He was a strange boy; the kind your southern baptist parents warned you to steer clear of.
His clothing was all black. Baggy. He wore his wallet on a chain. His hair was dyed. And long. And blonde.
He painted his nails.
In the morning, as I would stand, waiting, for that big yellow petri dish of judgement to pull up to the top of the hill, I was painfully aware of my braces, of whether or not my hair and outfit were acceptable, of whether anyone would notice that I was terrified, or that I lugged a mountain of insecurities around in my off-brand backpack.
I never saw him.
But he was watching me.
I don't remember how it happened, all I remember is the lasting effect.
The invisible outcast from up the street--how he spoke to me. How he told me I was beautiful. How he gave me a white envelope marked with black letters--a high school boy's scrawled handwriting.
How I was afraid to read them, as they were from a band banned from the pillar of the pulpit. How my hand shook when I took them home. How I cried when I began to read.
"I still recall the taste of your tears. Echoing your voice just like the ringing in my ears. My favorite dreams of you still wash ashore. Scraping through my head 'til I don't wanna sleep. Anymore."...

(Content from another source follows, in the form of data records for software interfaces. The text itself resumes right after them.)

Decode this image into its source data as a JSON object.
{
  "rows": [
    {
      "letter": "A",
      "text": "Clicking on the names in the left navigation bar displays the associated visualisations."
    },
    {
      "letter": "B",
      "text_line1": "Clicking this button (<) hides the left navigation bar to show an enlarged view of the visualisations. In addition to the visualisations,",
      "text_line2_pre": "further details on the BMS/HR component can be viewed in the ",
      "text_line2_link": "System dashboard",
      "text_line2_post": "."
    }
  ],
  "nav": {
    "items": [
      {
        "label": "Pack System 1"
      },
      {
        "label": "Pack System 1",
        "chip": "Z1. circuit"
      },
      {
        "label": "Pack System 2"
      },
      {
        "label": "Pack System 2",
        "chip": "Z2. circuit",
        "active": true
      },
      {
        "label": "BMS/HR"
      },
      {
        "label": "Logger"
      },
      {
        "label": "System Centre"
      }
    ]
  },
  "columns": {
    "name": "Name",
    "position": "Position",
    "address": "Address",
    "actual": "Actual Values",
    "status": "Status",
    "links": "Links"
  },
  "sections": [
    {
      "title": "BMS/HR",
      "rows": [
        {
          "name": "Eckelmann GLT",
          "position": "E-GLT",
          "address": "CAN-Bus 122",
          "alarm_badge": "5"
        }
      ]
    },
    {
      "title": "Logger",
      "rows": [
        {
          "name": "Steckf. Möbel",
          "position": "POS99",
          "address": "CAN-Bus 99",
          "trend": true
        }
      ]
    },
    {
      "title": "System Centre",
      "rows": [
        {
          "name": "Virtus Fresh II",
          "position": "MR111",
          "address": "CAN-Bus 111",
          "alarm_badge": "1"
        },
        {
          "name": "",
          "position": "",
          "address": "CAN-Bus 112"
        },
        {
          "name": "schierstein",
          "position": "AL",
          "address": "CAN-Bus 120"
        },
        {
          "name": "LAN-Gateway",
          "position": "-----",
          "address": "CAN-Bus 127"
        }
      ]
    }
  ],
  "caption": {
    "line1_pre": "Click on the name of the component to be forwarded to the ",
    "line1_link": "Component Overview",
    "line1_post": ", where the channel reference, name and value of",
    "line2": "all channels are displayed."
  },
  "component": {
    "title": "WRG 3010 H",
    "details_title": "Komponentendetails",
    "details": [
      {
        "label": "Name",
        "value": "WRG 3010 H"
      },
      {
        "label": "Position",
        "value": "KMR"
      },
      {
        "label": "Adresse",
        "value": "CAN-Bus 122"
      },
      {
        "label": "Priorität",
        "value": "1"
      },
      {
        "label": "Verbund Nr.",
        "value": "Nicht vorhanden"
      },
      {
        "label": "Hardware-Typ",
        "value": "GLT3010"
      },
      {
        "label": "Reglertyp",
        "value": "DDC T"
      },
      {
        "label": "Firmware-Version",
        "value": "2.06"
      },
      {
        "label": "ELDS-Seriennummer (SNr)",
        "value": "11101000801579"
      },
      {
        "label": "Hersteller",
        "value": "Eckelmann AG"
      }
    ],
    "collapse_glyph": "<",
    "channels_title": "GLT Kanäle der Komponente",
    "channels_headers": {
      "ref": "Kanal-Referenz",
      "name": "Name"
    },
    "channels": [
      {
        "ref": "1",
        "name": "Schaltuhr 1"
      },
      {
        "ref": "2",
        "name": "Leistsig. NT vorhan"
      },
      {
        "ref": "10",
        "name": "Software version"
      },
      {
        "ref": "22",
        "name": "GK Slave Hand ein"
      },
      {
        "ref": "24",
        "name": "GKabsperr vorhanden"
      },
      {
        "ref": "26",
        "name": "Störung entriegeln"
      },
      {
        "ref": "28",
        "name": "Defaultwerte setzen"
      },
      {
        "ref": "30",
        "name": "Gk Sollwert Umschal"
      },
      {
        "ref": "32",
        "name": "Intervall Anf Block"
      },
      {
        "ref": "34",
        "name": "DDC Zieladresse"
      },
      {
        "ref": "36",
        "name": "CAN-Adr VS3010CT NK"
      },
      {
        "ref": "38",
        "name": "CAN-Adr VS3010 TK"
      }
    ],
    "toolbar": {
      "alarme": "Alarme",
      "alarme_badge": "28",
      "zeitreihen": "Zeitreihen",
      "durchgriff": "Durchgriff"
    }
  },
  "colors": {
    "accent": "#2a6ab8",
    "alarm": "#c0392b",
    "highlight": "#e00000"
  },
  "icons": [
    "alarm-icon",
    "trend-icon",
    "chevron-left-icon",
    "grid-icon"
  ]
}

I do not know what moved me most--that I had been seen through my veneer or that I had failed to see the one person who even bothered looking... But as the words unfolded like the paper on which they had been written, I felt my tiny world expand.
I would no longer accept the things I was told by those who claimed to know better. I would no longer forgo forbidden experiences because of the censorship of those who feared all that was and is "different."
I was different.
Barett Eben Lawrence was different.
And he, like the forbidden words, was beautiful.